This follows a commitment in North Yorkshire County Council’s successful proposal to the Government for local government reorganisation to provide opportunities for town and parish councils and community groups that want to manage services and assets on behalf of the new unitary authority.
At its meeting on Tuesday, 8 November, the executive will be recommended to agree to invite town and parish councils to submit expressions of interest to take part in a small-scale pilot. Subject to the executive’s decision, councils would have until 31 March, 2023, to submit their plans.
Towns and parishes would be able to choose which services or assets they would like to manage, rather than being invited to choose from a limited list. However, proposals would have to benefit communities, not incur extra costs and be based on a strong business case.
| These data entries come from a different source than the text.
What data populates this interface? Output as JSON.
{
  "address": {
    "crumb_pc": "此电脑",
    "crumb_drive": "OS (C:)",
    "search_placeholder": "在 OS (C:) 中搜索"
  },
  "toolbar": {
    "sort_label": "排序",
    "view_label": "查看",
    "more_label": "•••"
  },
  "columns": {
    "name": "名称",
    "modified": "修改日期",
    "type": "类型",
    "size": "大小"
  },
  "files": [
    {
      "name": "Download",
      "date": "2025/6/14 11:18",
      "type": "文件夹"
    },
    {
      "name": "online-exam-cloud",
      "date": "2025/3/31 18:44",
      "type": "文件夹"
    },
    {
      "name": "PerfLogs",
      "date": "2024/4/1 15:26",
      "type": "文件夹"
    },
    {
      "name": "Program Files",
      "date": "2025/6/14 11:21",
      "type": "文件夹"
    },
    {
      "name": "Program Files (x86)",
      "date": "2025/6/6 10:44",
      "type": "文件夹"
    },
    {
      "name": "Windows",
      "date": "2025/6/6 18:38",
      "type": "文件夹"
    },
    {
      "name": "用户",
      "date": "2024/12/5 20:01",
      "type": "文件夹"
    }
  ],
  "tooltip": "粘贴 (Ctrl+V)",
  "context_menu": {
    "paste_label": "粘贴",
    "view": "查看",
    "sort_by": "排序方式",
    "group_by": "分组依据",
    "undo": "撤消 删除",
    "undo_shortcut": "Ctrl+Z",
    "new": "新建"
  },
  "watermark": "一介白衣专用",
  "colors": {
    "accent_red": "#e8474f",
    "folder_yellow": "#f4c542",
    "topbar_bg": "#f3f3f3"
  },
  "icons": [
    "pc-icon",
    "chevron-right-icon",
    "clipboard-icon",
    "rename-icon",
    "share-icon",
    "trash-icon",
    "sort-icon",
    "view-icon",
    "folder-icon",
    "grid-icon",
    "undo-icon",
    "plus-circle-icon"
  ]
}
Following evaluation, up to six submissions would be developed further in conjunction with the new North Yorkshire Council, which comes into operation in April.
Executive member for localities, Cllr Greg White, said: “Town and parish councils are integral to our county’s vibrant communities, alongside community groups, and we recognise their understanding of the needs, opportunities and strengths within their communities.
“That’s why we are looking at this small-scale pilot scheme, working initially with a handful or town and parish councils, enabling us to progress cautiously, learning from the experience and developing best practice.
“This would build on the experience we already have within North Yorkshire at county, borough and district level of successfully transferring assets to community groups or to town and parish councils with results that greatly benefit their communities.”
Successful instances of towns and villages taking on the management of local assets include the transfer of 31 libraries to community groups in 2015. The commitment to this approach was cemented earlier in October when the county council’s executive agreed to grant leases for a further 10 years to support the continued operation and development of community-run libraries.
Under the community model, the library service continues to provide the infrastructure, including books and public computers, as well as paid staff support to ensure consistency across the county.
Community libraries account for almost 40 per cent of active library users and deliver on average 50 per cent of the book lending and supported digital access via public computers.
Libraries manager, Chrys Mellor, said: “Residents should be proud of their communities and library service for retaining such a high-class service which is delivered at a local level.”
Meanwhile, in Richmondshire, 44 of the district’s 69 play parks are under community ownership following a programme of asset transfers over a number of years or as a result of planning conditions. The other 25 remain in council ownership.
The asset transfer programme is ongoing, with one play park recently transferred to a parish council and a further transfer pending.
It is proposed that the pilot would be restricted to town and parish councils, with the invitation subsequently extended to community groups as well as town and parish councils.